*** Opening Material supplied ***
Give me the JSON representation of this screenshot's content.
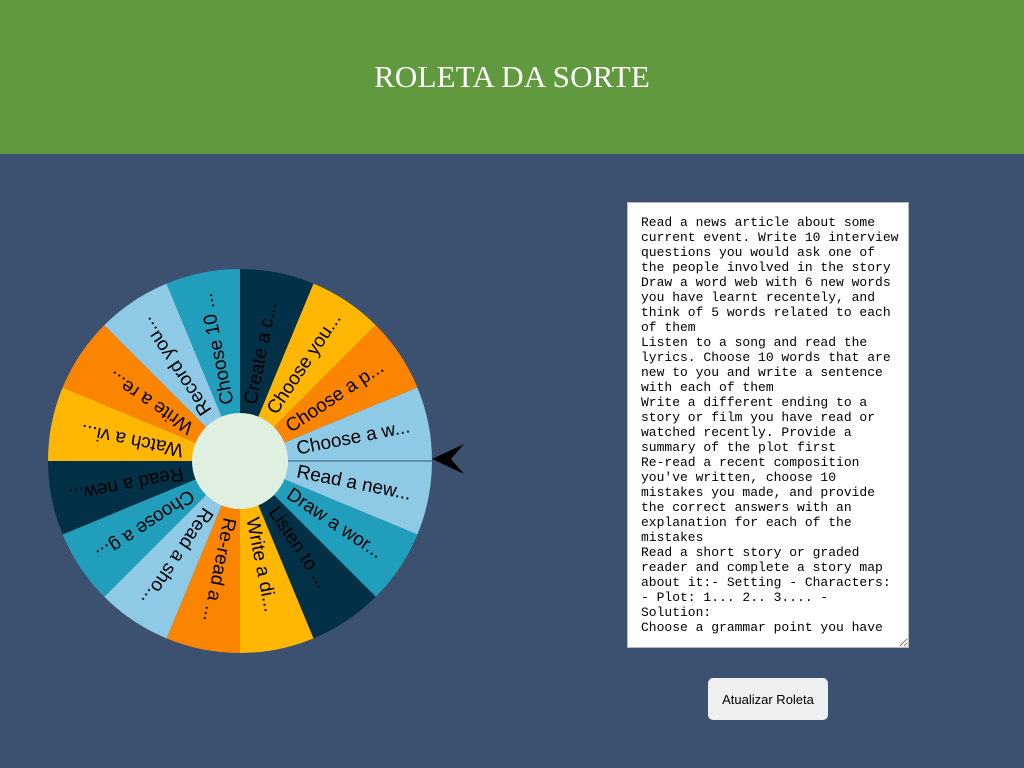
{
  "header": {
    "title": "ROLETA DA SORTE",
    "background": "#619a3e"
  },
  "page": {
    "background": "#3c5170"
  },
  "wheel": {
    "center_color": "#e0f0e0",
    "segments": [
      {
        "label": "Create a c...",
        "color": "#023047",
        "text_color": "#000000"
      },
      {
        "label": "Choose you...",
        "color": "#ffb703",
        "text_color": "#000000"
      },
      {
        "label": "Choose a p...",
        "color": "#fb8500",
        "text_color": "#000000"
      },
      {
        "label": "Choose a w...",
        "color": "#8ecae6",
        "text_color": "#000000"
      },
      {
        "label": "Read a new...",
        "color": "#8ecae6",
        "text_color": "#000000"
      },
      {
        "label": "Draw a wor...",
        "color": "#219ebc",
        "text_color": "#000000"
      },
      {
        "label": "Listen to ...",
        "color": "#023047",
        "text_color": "#000000"
      },
      {
        "label": "Write a di...",
        "color": "#ffb703",
        "text_color": "#000000"
      },
      {
        "label": "Re-read a ...",
        "color": "#fb8500",
        "text_color": "#000000"
      },
      {
        "label": "Read a sho...",
        "color": "#8ecae6",
        "text_color": "#000000"
      },
      {
        "label": "Choose a g...",
        "color": "#219ebc",
        "text_color": "#000000"
      },
      {
        "label": "Read a new...",
        "color": "#023047",
        "text_color": "#000000"
      },
      {
        "label": "Watch a vi...",
        "color": "#ffb703",
        "text_color": "#000000"
      },
      {
        "label": "Write a re...",
        "color": "#fb8500",
        "text_color": "#000000"
      },
      {
        "label": "Record you...",
        "color": "#8ecae6",
        "text_color": "#000000"
      },
      {
        "label": "Choose 10 ...",
        "color": "#219ebc",
        "text_color": "#000000"
      }
    ],
    "pointer_icon": "arrow-pointer-left"
  },
  "tasks": {
    "text": "Read a news article about some current event. Write 10 interview questions you would ask one of the people involved in the story\nDraw a word web with 6 new words you have learnt recentely, and think of 5 words related to each of them\nListen to a song and read the lyrics. Choose 10 words that are new to you and write a sentence with each of them\nWrite a different ending to a story or film you have read or watched recently. Provide a summary of the plot first\nRe-read a recent composition you've written, choose 10 mistakes you made, and provide the correct answers with an explanation for each of the mistakes\nRead a short story or graded reader and complete a story map about it:- Setting - Characters: - Plot: 1... 2.. 3.... - Solution:\nChoose a grammar point you have"
  },
  "controls": {
    "update_label": "Atualizar Roleta"
  }
}
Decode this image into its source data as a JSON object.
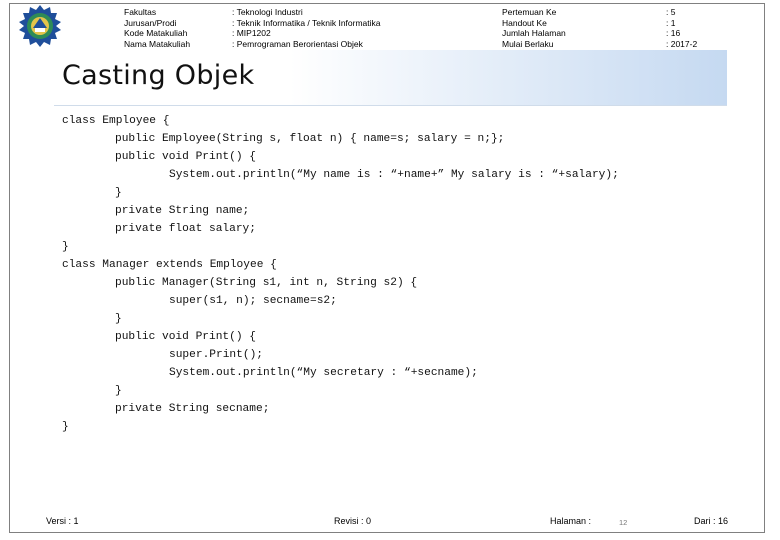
{
  "header": {
    "left_labels": [
      "Fakultas",
      "Jurusan/Prodi",
      "Kode Matakuliah",
      "Nama Matakuliah"
    ],
    "left_values": [
      ": Teknologi Industri",
      ": Teknik Informatika / Teknik Informatika",
      ": MIP1202",
      ": Pemrograman Berorientasi Objek"
    ],
    "right_labels": [
      "Pertemuan Ke",
      "Handout Ke",
      "Jumlah Halaman",
      "Mulai Berlaku"
    ],
    "right_values": [
      ": 5",
      ": 1",
      ": 16",
      ": 2017-2"
    ]
  },
  "logo": {
    "icon": "university-emblem-icon",
    "colors": {
      "primary": "#1f4e9a",
      "accent": "#e3c44a",
      "inner": "#2e8b57"
    }
  },
  "slide": {
    "title": "Casting Objek",
    "band_color": "#c5d9f1",
    "code_lines": [
      {
        "indent": 0,
        "text": "class Employee {"
      },
      {
        "indent": 1,
        "text": "public Employee(String s, float n) { name=s; salary = n;};"
      },
      {
        "indent": 1,
        "text": "public void Print() {"
      },
      {
        "indent": 2,
        "text": "System.out.println(“My name is : “+name+” My salary is : “+salary);"
      },
      {
        "indent": 1,
        "text": "}"
      },
      {
        "indent": 1,
        "text": "private String name;"
      },
      {
        "indent": 1,
        "text": "private float salary;"
      },
      {
        "indent": 0,
        "text": "}"
      },
      {
        "indent": 0,
        "text": "class Manager extends Employee {"
      },
      {
        "indent": 1,
        "text": "public Manager(String s1, int n, String s2) {"
      },
      {
        "indent": 2,
        "text": "super(s1, n); secname=s2;"
      },
      {
        "indent": 1,
        "text": "}"
      },
      {
        "indent": 1,
        "text": "public void Print() {"
      },
      {
        "indent": 2,
        "text": "super.Print();"
      },
      {
        "indent": 2,
        "text": "System.out.println(“My secretary : “+secname);"
      },
      {
        "indent": 1,
        "text": "}"
      },
      {
        "indent": 1,
        "text": "private String secname;"
      },
      {
        "indent": 0,
        "text": "}"
      }
    ]
  },
  "footer": {
    "versi": "Versi : 1",
    "revisi": "Revisi : 0",
    "halaman": "Halaman :",
    "page_number": "12",
    "dari": "Dari : 16"
  }
}
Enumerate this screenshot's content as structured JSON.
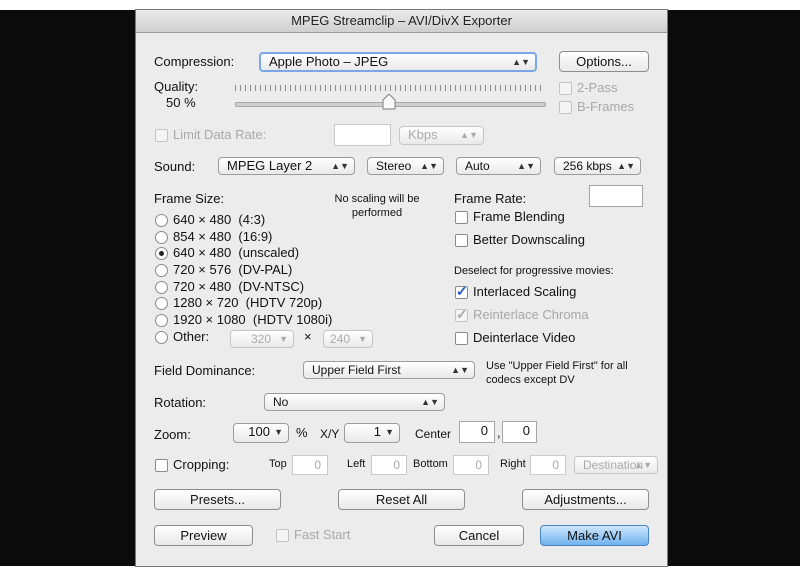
{
  "window": {
    "title": "MPEG Streamclip – AVI/DivX Exporter"
  },
  "compression": {
    "label": "Compression:",
    "value": "Apple Photo – JPEG",
    "options_button": "Options..."
  },
  "quality": {
    "label": "Quality:",
    "value_text": "50 %",
    "value": 0.5
  },
  "two_pass": {
    "label": "2-Pass",
    "checked": false,
    "enabled": false
  },
  "b_frames": {
    "label": "B-Frames",
    "checked": false,
    "enabled": false
  },
  "limit_data_rate": {
    "label": "Limit Data Rate:",
    "value": "",
    "unit": "Kbps",
    "checked": false,
    "enabled": false
  },
  "sound": {
    "label": "Sound:",
    "codec": "MPEG Layer 2",
    "channels": "Stereo",
    "rate": "Auto",
    "bitrate": "256 kbps"
  },
  "frame_size": {
    "label": "Frame Size:",
    "note": "No scaling will be performed",
    "options": [
      "640 × 480  (4:3)",
      "854 × 480  (16:9)",
      "640 × 480  (unscaled)",
      "720 × 576  (DV-PAL)",
      "720 × 480  (DV-NTSC)",
      "1280 × 720  (HDTV 720p)",
      "1920 × 1080  (HDTV 1080i)"
    ],
    "selected_index": 2,
    "other_label": "Other:",
    "other_width": "320",
    "other_times": "×",
    "other_height": "240"
  },
  "frame_rate": {
    "label": "Frame Rate:",
    "value": ""
  },
  "frame_blending": {
    "label": "Frame Blending",
    "checked": false
  },
  "better_downscaling": {
    "label": "Better Downscaling",
    "checked": false
  },
  "progressive_note": "Deselect for progressive movies:",
  "interlaced_scaling": {
    "label": "Interlaced Scaling",
    "checked": true
  },
  "reinterlace_chroma": {
    "label": "Reinterlace Chroma",
    "checked": true,
    "enabled": false
  },
  "deinterlace_video": {
    "label": "Deinterlace Video",
    "checked": false
  },
  "field_dominance": {
    "label": "Field Dominance:",
    "value": "Upper Field First",
    "note": "Use \"Upper Field First\" for all codecs except DV"
  },
  "rotation": {
    "label": "Rotation:",
    "value": "No"
  },
  "zoom": {
    "label": "Zoom:",
    "value": "100",
    "unit": "%",
    "xy_label": "X/Y",
    "xy_value": "1",
    "center_label": "Center",
    "center_x": "0",
    "center_sep": ",",
    "center_y": "0"
  },
  "cropping": {
    "label": "Cropping:",
    "checked": false,
    "top_label": "Top",
    "top": "0",
    "left_label": "Left",
    "left": "0",
    "bottom_label": "Bottom",
    "bottom": "0",
    "right_label": "Right",
    "right": "0",
    "destination": "Destination"
  },
  "buttons": {
    "presets": "Presets...",
    "reset_all": "Reset All",
    "adjustments": "Adjustments...",
    "preview": "Preview",
    "fast_start": "Fast Start",
    "cancel": "Cancel",
    "make_avi": "Make AVI"
  }
}
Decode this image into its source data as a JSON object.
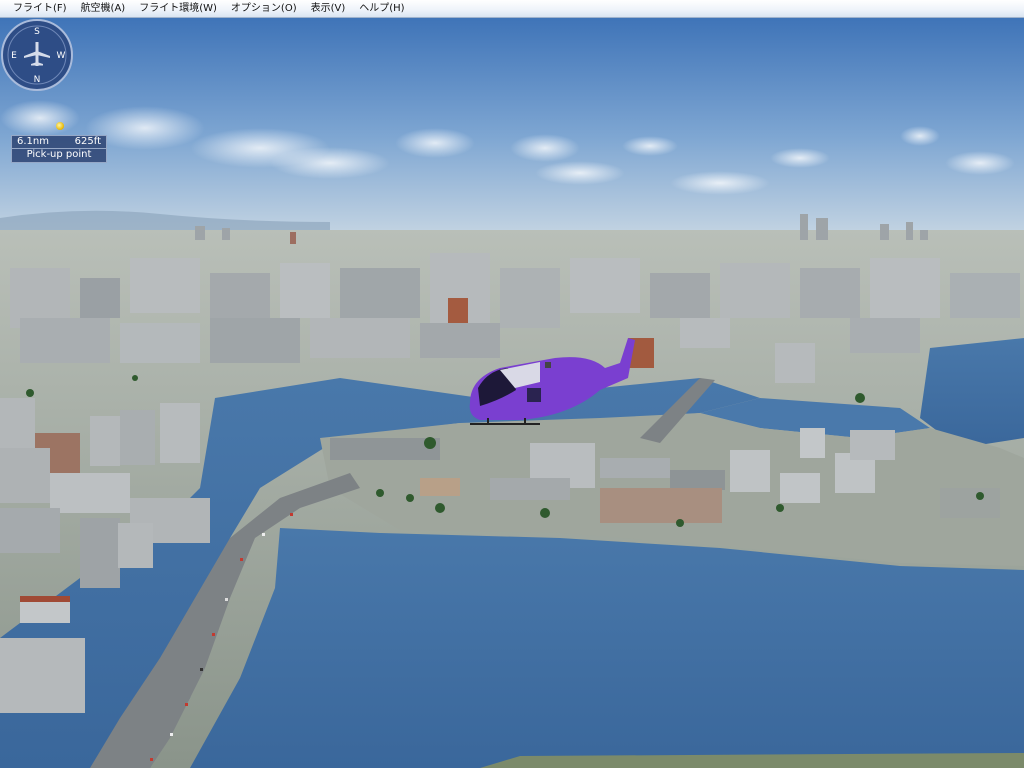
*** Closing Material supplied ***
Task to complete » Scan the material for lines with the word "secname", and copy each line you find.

Your response »
        "text": "super(s1, n); secname=s2;"
        "text": "System.out.println(“My secretary : “+secname);"
        "text": "private String secname;"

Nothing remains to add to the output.